(Entries provided)
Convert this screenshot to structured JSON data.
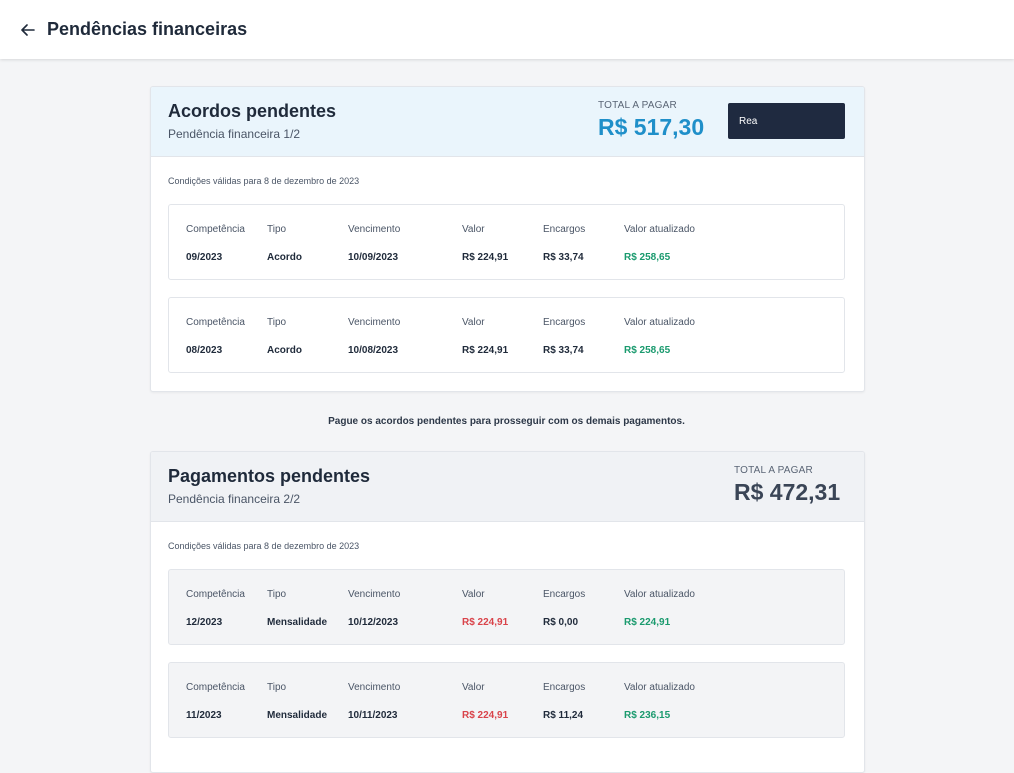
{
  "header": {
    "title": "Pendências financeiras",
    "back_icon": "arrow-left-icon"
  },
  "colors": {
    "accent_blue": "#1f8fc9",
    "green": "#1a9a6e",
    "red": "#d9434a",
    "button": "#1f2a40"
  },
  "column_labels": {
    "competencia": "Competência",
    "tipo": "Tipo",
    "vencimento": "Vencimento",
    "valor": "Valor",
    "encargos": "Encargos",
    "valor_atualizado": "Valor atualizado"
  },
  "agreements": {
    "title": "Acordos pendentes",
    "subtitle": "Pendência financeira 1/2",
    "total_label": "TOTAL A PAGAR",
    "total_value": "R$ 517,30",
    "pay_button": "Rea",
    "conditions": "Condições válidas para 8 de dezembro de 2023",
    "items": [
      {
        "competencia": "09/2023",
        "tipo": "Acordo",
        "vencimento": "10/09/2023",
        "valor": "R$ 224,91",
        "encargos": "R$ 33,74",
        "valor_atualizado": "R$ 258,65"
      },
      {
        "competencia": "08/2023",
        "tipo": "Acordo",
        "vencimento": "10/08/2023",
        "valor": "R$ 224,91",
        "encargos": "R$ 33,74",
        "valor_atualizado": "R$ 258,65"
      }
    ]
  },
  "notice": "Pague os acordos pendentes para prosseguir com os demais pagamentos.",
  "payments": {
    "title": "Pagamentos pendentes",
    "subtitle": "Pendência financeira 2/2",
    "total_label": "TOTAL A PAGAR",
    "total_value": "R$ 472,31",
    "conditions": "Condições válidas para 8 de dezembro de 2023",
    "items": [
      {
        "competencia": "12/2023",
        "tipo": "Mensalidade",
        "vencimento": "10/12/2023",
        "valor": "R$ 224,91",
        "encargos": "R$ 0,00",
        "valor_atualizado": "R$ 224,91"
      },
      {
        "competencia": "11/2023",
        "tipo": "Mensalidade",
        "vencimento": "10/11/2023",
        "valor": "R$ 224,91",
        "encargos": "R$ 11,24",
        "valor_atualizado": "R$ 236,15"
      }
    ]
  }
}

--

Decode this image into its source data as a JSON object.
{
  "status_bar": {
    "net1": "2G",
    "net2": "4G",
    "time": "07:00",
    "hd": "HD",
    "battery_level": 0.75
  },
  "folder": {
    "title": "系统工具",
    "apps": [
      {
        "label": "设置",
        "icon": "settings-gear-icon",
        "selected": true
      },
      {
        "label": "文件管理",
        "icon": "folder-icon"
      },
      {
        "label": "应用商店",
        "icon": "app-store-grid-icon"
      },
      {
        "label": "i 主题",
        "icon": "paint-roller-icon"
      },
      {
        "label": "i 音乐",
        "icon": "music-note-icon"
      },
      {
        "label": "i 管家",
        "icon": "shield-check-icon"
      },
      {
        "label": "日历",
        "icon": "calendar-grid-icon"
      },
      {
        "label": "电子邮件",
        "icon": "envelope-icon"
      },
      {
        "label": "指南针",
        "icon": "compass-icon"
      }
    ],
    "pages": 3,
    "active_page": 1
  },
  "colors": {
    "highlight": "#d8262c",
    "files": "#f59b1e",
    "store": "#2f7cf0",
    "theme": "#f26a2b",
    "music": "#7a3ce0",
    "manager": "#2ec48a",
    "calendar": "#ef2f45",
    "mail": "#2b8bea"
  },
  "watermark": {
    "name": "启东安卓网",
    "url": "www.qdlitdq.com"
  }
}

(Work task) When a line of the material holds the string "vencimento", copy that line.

(Task output)
    "vencimento": "Vencimento",
        "vencimento": "10/09/2023",
        "vencimento": "10/08/2023",
        "vencimento": "10/12/2023",
        "vencimento": "10/11/2023",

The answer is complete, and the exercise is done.